WHAT YOU HAVE TO DO:
The whole listing below should be printed again exactly, with no images.

SUPPLIED MATERIAL:

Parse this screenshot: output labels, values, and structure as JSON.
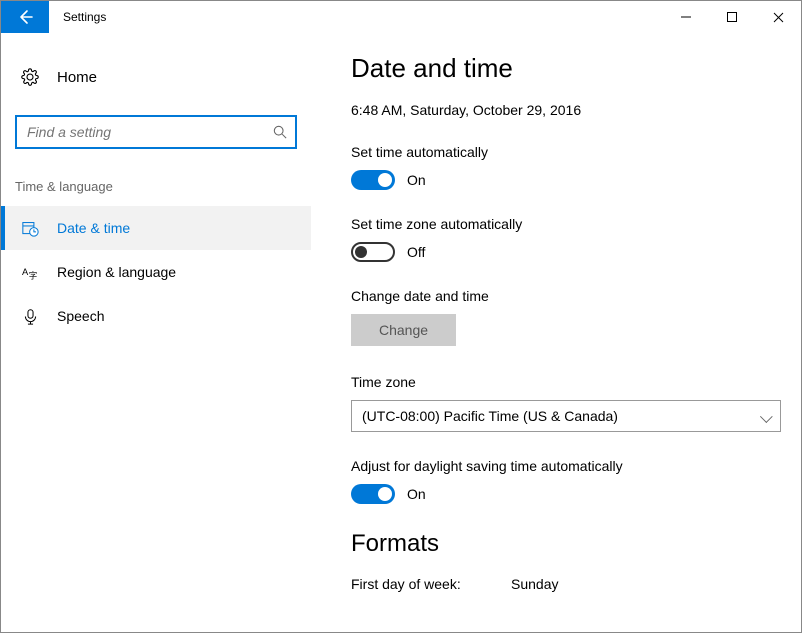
{
  "app": {
    "title": "Settings"
  },
  "sidebar": {
    "home_label": "Home",
    "search_placeholder": "Find a setting",
    "group_label": "Time & language",
    "items": [
      {
        "label": "Date & time"
      },
      {
        "label": "Region & language"
      },
      {
        "label": "Speech"
      }
    ]
  },
  "main": {
    "heading": "Date and time",
    "datetime": "6:48 AM, Saturday, October 29, 2016",
    "set_time_auto": {
      "label": "Set time automatically",
      "state": "On"
    },
    "set_tz_auto": {
      "label": "Set time zone automatically",
      "state": "Off"
    },
    "change_dt": {
      "label": "Change date and time",
      "button": "Change"
    },
    "tz": {
      "label": "Time zone",
      "value": "(UTC-08:00) Pacific Time (US & Canada)"
    },
    "dst": {
      "label": "Adjust for daylight saving time automatically",
      "state": "On"
    },
    "formats": {
      "heading": "Formats",
      "first_day_label": "First day of week:",
      "first_day_value": "Sunday"
    }
  }
}
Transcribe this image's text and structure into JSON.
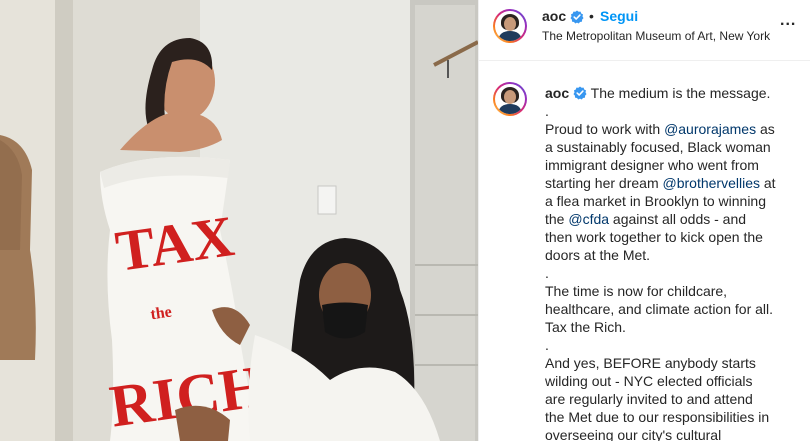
{
  "post": {
    "username": "aoc",
    "follow_label": "Segui",
    "separator": "•",
    "location": "The Metropolitan Museum of Art, New York",
    "more_label": "...",
    "photo_text": [
      "TAX",
      "the",
      "RICH"
    ],
    "caption": {
      "lines": [
        {
          "parts": [
            {
              "t": "The medium is the message."
            }
          ]
        },
        {
          "parts": [
            {
              "t": "."
            }
          ]
        },
        {
          "parts": [
            {
              "t": "Proud to work with "
            },
            {
              "t": "@aurorajames",
              "m": true
            },
            {
              "t": " as"
            }
          ]
        },
        {
          "parts": [
            {
              "t": "a sustainably focused, Black woman"
            }
          ]
        },
        {
          "parts": [
            {
              "t": "immigrant designer who went from"
            }
          ]
        },
        {
          "parts": [
            {
              "t": "starting her dream "
            },
            {
              "t": "@brothervellies",
              "m": true
            },
            {
              "t": " at"
            }
          ]
        },
        {
          "parts": [
            {
              "t": "a flea market in Brooklyn to winning"
            }
          ]
        },
        {
          "parts": [
            {
              "t": "the "
            },
            {
              "t": "@cfda",
              "m": true
            },
            {
              "t": " against all odds - and"
            }
          ]
        },
        {
          "parts": [
            {
              "t": "then work together to kick open the"
            }
          ]
        },
        {
          "parts": [
            {
              "t": "doors at the Met."
            }
          ]
        },
        {
          "parts": [
            {
              "t": "."
            }
          ]
        },
        {
          "parts": [
            {
              "t": "The time is now for childcare,"
            }
          ]
        },
        {
          "parts": [
            {
              "t": "healthcare, and climate action for all."
            }
          ]
        },
        {
          "parts": [
            {
              "t": "Tax the Rich."
            }
          ]
        },
        {
          "parts": [
            {
              "t": "."
            }
          ]
        },
        {
          "parts": [
            {
              "t": "And yes, BEFORE anybody starts"
            }
          ]
        },
        {
          "parts": [
            {
              "t": "wilding out - NYC elected officials"
            }
          ]
        },
        {
          "parts": [
            {
              "t": "are regularly invited to and attend"
            }
          ]
        },
        {
          "parts": [
            {
              "t": "the Met due to our responsibilities in"
            }
          ]
        },
        {
          "parts": [
            {
              "t": "overseeing our city's cultural"
            }
          ]
        }
      ]
    },
    "colors": {
      "accent": "#0095f6",
      "mention": "#00376b",
      "verified": "#3897f0",
      "dress_text": "#d0201f"
    }
  }
}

ANSWER BELOW:
Parse this screenshot: output labels, values, and structure as JSON.
{
  "app": {
    "title": "Settings"
  },
  "sidebar": {
    "home_label": "Home",
    "search_placeholder": "Find a setting",
    "group_label": "Time & language",
    "items": [
      {
        "label": "Date & time"
      },
      {
        "label": "Region & language"
      },
      {
        "label": "Speech"
      }
    ]
  },
  "main": {
    "heading": "Date and time",
    "datetime": "6:48 AM, Saturday, October 29, 2016",
    "set_time_auto": {
      "label": "Set time automatically",
      "state": "On"
    },
    "set_tz_auto": {
      "label": "Set time zone automatically",
      "state": "Off"
    },
    "change_dt": {
      "label": "Change date and time",
      "button": "Change"
    },
    "tz": {
      "label": "Time zone",
      "value": "(UTC-08:00) Pacific Time (US & Canada)"
    },
    "dst": {
      "label": "Adjust for daylight saving time automatically",
      "state": "On"
    },
    "formats": {
      "heading": "Formats",
      "first_day_label": "First day of week:",
      "first_day_value": "Sunday"
    }
  }
}
Transcribe this image's text and structure into JSON.
{
  "post": {
    "username": "aoc",
    "follow_label": "Segui",
    "separator": "•",
    "location": "The Metropolitan Museum of Art, New York",
    "more_label": "...",
    "photo_text": [
      "TAX",
      "the",
      "RICH"
    ],
    "caption": {
      "lines": [
        {
          "parts": [
            {
              "t": "The medium is the message."
            }
          ]
        },
        {
          "parts": [
            {
              "t": "."
            }
          ]
        },
        {
          "parts": [
            {
              "t": "Proud to work with "
            },
            {
              "t": "@aurorajames",
              "m": true
            },
            {
              "t": " as"
            }
          ]
        },
        {
          "parts": [
            {
              "t": "a sustainably focused, Black woman"
            }
          ]
        },
        {
          "parts": [
            {
              "t": "immigrant designer who went from"
            }
          ]
        },
        {
          "parts": [
            {
              "t": "starting her dream "
            },
            {
              "t": "@brothervellies",
              "m": true
            },
            {
              "t": " at"
            }
          ]
        },
        {
          "parts": [
            {
              "t": "a flea market in Brooklyn to winning"
            }
          ]
        },
        {
          "parts": [
            {
              "t": "the "
            },
            {
              "t": "@cfda",
              "m": true
            },
            {
              "t": " against all odds - and"
            }
          ]
        },
        {
          "parts": [
            {
              "t": "then work together to kick open the"
            }
          ]
        },
        {
          "parts": [
            {
              "t": "doors at the Met."
            }
          ]
        },
        {
          "parts": [
            {
              "t": "."
            }
          ]
        },
        {
          "parts": [
            {
              "t": "The time is now for childcare,"
            }
          ]
        },
        {
          "parts": [
            {
              "t": "healthcare, and climate action for all."
            }
          ]
        },
        {
          "parts": [
            {
              "t": "Tax the Rich."
            }
          ]
        },
        {
          "parts": [
            {
              "t": "."
            }
          ]
        },
        {
          "parts": [
            {
              "t": "And yes, BEFORE anybody starts"
            }
          ]
        },
        {
          "parts": [
            {
              "t": "wilding out - NYC elected officials"
            }
          ]
        },
        {
          "parts": [
            {
              "t": "are regularly invited to and attend"
            }
          ]
        },
        {
          "parts": [
            {
              "t": "the Met due to our responsibilities in"
            }
          ]
        },
        {
          "parts": [
            {
              "t": "overseeing our city's cultural"
            }
          ]
        }
      ]
    },
    "colors": {
      "accent": "#0095f6",
      "mention": "#00376b",
      "verified": "#3897f0",
      "dress_text": "#d0201f"
    }
  }
}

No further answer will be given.